Review

It’s taken me three days to write this review.  Scratch that, it has taken me about a week to write this review.  Not that this is a challenging movie to understand, it has just taken a lot to actually sit down to write about what I had seen.  3 Days to Kill is directed by McG (Charlies Angles), with a script by Luc Bessen (Taken) and Kevin Costner in the lead role. Kevin Costner stars as Ethan Renner, a CIA assassin, who after hearing he has 30 days to live accepts one final assignment with the promise of an experimental drug that could save his life.  Ethan had wanted to retire and spend more time with his ex wife and daughter, who he has ignored and left completely in the dark about his true occupation.  Both his wife and daughter think he’s just a business man, and have no idea he’s a contracted killer for the US government.  After accepting the mission from his consistently wardrobe changing CIA boss Vivi Delay (Amber Heard), Ethan is given the targets he needs to eliminate in order for Vivi to give him the drug that may save his life.  The only problem for Ethan is that while he must kill these targets, he must also look after his teenage daughter while his wife goes out of town.  From there the movie stalls as Costner attempts to channel his inner Liam Neeson, but falls short in both action and comedy, making 3 Days to Kill hard to watch and very dull.

3-days-to-kill-1Unfortunately for 3 Days to Kill, the only aspects of the plot the filmmakers chose to explore in detail was the relationship between Ethan and his daughter Zoey (Hailee Steinfeld).  Only digging into this aspect left out who the people are that he is killing and why, as this is never explained.  This left for a very shallow movie with almost no excitement, as the audience never knows why “The Albino” or “The Wolf” are such dangerous villains.  We are forced to accept these guys are bad without ever being told who they really are or why they are so bad.  Everything with his daughter felt incredibly generic, as the absent father cooks for his daughter, teaches her to ride a bike, and teaches her to dance.  Everything that happened in the film had already been done in a hundred different CIA movies before.

People are willing to see movies based purely on the visual aspects, and don’t always need a deep philosophical message to be interested.  Going into 3 Days to Kill, nobody expects to see an Oscar contender, but they do want to see good action scenes or even a cohesive plot.  The action in 3 Days to Kill is incredibly forgettable, and for a movie like this, it could have been saved with a few cool action scenes.  It also goes back to not really expanding the plot about who the people are that he is killing, and why it even matters.  This makes the action scenes all the less powerful, and even more forgettable.

3_Days_to_KillThe comedy that the movie goes for, as seen in the trailer, is terrible.  Kevin Costner has a ton of one liners that are hard to watch as the film attempts to poke fun at the situation.  We understand pretty quickly that Ethan is a bad father but a “good” man and a skilled assassin.  We are constantly reminded of this throughout the film, with bad joke after bad joke.  Again, if your plot is weak and the action scenes are forgettable, then the comedy has to land in order to save the film.  Nothing from the film is memorable, and it feels like recycled CIA material that is always floating around Hollywood.  Often with a bad movie, you can at least make the recommendation that you will at least have fun watching it, but with 3 Days to Kill that can’t even be said.  I would skip this movie until it at least comes out on a cable channel you already subscribe to, that way you won’t be upset about spending money on this film.  3 Days to Kill makes Taken and even Taken 2 look like genius films, so unless someone else is buying your ticket I would skip this movie altogether.

3 Days to Kill is now playing on Video on Demand (VOD).



About the Author

Peter Towe
Peter Towe
A graduate of UMASS Boston, I have successfully put off getting a "real" job, and continue to watch, produce, review, and obsess over movies.
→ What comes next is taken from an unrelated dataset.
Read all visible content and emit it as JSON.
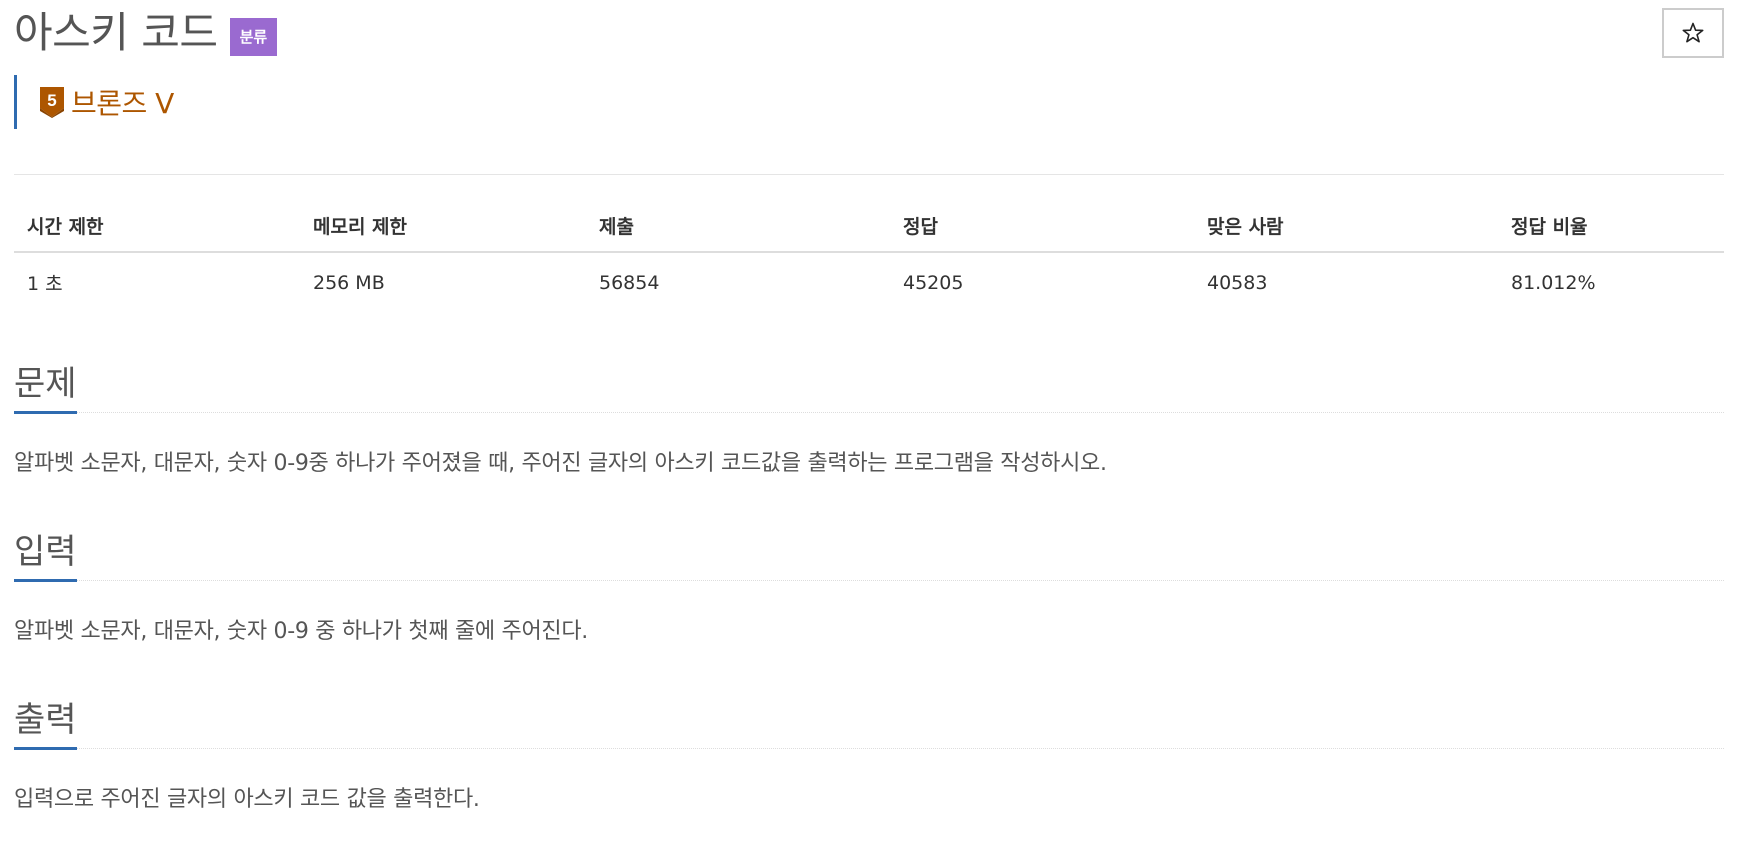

I lived in Boston while I completed my degree, and now live in Chicago trying the improv thing.